** DeSean Jackson's 19-yard first-quarter touchdown catch wasn't just his first red-zone touchdown catch of the season, it was his first red-zone reception period.
** Andy Reid won his third replay challenge of the season (out of nine challenges) on the Eagles' first possession.
** Juqua Parker dropped into coverage on Quintin Mikell's first-quarter interception and was trying to cover Vernon Davis on a seam route.
** Michael Vick was on the field for the Eagles' first offensive play of the game. He lined up in backfield alongside Donovan McNabb and went in motion to the right. McNabb threw a 6-yard screen pass to the left to Leonard Weaver.
** Nickel corner Joselio Hanson's effective blitzing. He forced an incompletion on a third-and-9 blitz late in the first quarter. Did the same on a second-and-9 blitz in the second quarter on the play before Asante Samuel's interception.
** Chris Gocong, who is usually the Eagles' starting strongside linebacker, didn't play at all on defense yesterday. The Eagles spent much of the game in their two-linebacker nickel package. But even when they went with three linebackers, rookie Moise Fokou played the SAM rather than Gocong.
** To Andy Reid for going for it on fourth-and-1 at his own 29 late in the first quarter. Just because Bill Belichick tried it earlier this season doesn't mean it's a smart move. It's nice that he wanted to show faith in his offense. But Leonard Weaver got stuffed for no gain. And if they were playing against a more competent quarterback than Alex Smith, it could've come back to bite them.
** To Leonard Weaver for losing his cool and jawing with Ahmad Brooks as the final seconds of the first half were winding down, instead of lining up so that Donovan McNabb could spike the ball and run another play. Instead of getting another shot at the end zone, the Eagles had to settle for a David Akers field goal.
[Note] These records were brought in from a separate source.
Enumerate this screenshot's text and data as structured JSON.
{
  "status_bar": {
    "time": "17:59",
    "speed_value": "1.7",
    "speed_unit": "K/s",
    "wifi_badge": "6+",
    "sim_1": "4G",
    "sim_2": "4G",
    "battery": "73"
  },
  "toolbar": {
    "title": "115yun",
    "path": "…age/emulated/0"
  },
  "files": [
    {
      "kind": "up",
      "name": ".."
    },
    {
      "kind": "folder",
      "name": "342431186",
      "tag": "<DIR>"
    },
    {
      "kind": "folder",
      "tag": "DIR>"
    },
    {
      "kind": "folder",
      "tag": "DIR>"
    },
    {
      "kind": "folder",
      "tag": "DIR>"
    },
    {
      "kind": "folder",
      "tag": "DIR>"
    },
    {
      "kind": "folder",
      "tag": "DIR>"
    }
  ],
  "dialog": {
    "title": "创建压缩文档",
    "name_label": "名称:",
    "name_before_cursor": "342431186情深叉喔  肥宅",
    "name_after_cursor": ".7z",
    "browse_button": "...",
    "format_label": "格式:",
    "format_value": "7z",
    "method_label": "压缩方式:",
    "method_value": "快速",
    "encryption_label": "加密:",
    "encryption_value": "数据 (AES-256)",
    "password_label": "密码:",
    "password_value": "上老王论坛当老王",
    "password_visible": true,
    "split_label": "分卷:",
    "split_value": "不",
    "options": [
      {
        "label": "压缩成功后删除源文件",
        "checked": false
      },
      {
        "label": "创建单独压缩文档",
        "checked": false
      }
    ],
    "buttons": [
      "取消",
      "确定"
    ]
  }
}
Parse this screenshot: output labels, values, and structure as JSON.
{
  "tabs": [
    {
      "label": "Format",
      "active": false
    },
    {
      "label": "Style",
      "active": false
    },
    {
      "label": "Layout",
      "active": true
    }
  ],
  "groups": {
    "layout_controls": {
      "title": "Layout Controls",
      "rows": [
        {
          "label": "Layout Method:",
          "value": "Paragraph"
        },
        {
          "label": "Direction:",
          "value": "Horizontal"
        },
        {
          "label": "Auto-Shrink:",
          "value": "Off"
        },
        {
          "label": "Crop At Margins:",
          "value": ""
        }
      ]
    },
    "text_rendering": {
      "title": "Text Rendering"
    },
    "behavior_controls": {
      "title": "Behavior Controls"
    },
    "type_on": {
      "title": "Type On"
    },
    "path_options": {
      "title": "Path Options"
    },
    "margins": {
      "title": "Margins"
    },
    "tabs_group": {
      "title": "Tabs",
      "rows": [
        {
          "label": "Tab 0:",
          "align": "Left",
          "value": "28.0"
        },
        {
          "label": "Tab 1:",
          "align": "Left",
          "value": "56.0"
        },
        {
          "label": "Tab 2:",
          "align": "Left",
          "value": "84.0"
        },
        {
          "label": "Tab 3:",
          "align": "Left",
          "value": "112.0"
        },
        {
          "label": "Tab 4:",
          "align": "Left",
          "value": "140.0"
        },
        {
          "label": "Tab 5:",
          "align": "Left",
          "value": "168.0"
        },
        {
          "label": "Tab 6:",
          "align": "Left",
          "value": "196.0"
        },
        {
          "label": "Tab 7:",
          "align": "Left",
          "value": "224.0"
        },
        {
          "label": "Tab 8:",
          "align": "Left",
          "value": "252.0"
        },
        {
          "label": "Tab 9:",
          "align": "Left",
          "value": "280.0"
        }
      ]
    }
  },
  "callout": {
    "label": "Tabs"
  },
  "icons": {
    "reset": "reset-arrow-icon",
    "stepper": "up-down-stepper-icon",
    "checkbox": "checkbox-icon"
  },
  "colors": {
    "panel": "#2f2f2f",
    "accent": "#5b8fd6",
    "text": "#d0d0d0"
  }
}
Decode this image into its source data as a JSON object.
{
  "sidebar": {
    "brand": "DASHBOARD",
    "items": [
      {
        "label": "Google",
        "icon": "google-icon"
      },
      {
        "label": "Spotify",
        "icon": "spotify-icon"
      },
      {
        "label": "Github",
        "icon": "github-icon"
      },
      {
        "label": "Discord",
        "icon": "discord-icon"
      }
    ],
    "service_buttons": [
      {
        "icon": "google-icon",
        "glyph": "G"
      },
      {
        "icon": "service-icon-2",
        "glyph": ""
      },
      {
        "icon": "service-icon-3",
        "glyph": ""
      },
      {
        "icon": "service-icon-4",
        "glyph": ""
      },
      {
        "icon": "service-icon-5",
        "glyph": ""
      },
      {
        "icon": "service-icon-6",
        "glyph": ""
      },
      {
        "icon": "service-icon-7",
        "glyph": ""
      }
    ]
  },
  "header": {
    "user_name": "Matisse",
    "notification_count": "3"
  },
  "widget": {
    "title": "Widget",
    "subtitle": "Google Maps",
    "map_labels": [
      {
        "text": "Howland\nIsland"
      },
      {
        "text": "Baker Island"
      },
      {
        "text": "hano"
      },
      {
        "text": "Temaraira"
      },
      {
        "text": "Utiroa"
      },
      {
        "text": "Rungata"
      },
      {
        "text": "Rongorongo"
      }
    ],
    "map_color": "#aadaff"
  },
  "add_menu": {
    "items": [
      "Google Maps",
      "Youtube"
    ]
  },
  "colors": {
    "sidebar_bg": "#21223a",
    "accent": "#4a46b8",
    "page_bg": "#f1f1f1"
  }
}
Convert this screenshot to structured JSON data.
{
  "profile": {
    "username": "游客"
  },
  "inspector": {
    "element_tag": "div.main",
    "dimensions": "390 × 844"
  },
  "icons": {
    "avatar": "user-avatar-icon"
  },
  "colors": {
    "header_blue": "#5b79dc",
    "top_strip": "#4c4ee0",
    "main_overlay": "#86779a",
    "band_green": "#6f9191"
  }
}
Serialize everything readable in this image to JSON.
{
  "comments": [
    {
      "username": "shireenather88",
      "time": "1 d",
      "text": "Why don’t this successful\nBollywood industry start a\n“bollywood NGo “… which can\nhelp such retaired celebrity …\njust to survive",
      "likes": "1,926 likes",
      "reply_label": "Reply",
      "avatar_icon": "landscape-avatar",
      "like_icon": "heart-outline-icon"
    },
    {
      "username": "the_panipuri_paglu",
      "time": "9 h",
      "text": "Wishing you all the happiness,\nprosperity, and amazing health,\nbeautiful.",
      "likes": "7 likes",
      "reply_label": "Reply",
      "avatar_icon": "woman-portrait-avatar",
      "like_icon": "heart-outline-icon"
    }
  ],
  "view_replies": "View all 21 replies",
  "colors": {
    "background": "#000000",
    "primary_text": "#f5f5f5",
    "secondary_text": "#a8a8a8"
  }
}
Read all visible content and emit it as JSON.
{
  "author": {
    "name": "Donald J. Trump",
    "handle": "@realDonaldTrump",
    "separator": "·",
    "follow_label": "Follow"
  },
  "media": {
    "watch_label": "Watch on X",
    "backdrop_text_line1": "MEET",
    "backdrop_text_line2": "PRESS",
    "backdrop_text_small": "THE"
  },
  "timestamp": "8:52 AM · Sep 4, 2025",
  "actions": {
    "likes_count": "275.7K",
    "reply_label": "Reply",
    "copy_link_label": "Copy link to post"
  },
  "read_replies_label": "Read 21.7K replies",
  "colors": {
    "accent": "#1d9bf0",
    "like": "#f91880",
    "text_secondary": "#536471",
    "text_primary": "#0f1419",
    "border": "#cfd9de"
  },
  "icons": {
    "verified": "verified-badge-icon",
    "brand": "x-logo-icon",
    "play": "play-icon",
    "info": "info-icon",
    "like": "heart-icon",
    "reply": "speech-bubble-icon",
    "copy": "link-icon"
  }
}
** To the classy fans who spent much of the fourth quarter heaving snowballs at players, cheerleaders and other fans. Nothing like providing fuel for all those people around the country who think Philadelphia sports fans are obnoxious drunks. Can't wait to hear the talk-show apologists justify this.
** DeSean Jackson became just the third Eagle to register 1,000 receiving yards in a season in the Andy Reid era. With 140 yards yesterday, Jackson has 1,087 with two games left. The other two Reid Eagles to crack 1,000 – Terrell Owens and Kevin Curtis.
** With 48 yards Sunday, LeSean McCoy broke the Eagles' rookie record for rushing yards, passing Correll Buckhalter (586). McCoy has 606.
** Rocca's third-quarter touchback was just his third in 64 attempts this season.
** Todd Herremans' holding penalty in the third quarter was just the fifth of the season by Eagles offensive linemen, and only the third in the last eight games.
** Jackson's 59-yard reception in the third quarter was his 10th catch of 40-plus yards this season.
** For just the second time this season, the Eagles didn't allow a sack. The only other game they didn't give up one was Week 3 against the Chiefs.
** For the ninth time in 14 games, the Eagles scored on their first possession. They've scored 51 points on their first possession this season.
** The Eagles have outscored their opponents in the first half, 253-135.
** The Eagles are 10-0 this season when they've scored 24 or more points. They're also 10-0 when they've led at the half.
** For the second time this season, the Eagles held an opponent without a third-down conversion. The Niners were 0-for-11 on third down, although they were 3-for-4 on fourth down. The Bucs were 0-for-11 on third down against the Eagles in Week 5.
** In his last five starts, DeSean Jackson has had 46 passes thrown in his direction and caught 30 for 557 yards and four touchdowns.
** Donovan McNabb's 72.2 passer rating was his third-lowest of the season. He had a 61.4 rating in the loss to the Cowboys and a 66.3 rating in the loss to the Raiders.
** The Eagles have lost just seven fumbles this season. The fewest ever by an Andy Reid-coached team was 10 in 2001 and '08.
** The Eagles, who had 33 rushing attempts, have had 24 or more rushing attempts in 8 of their last nine games.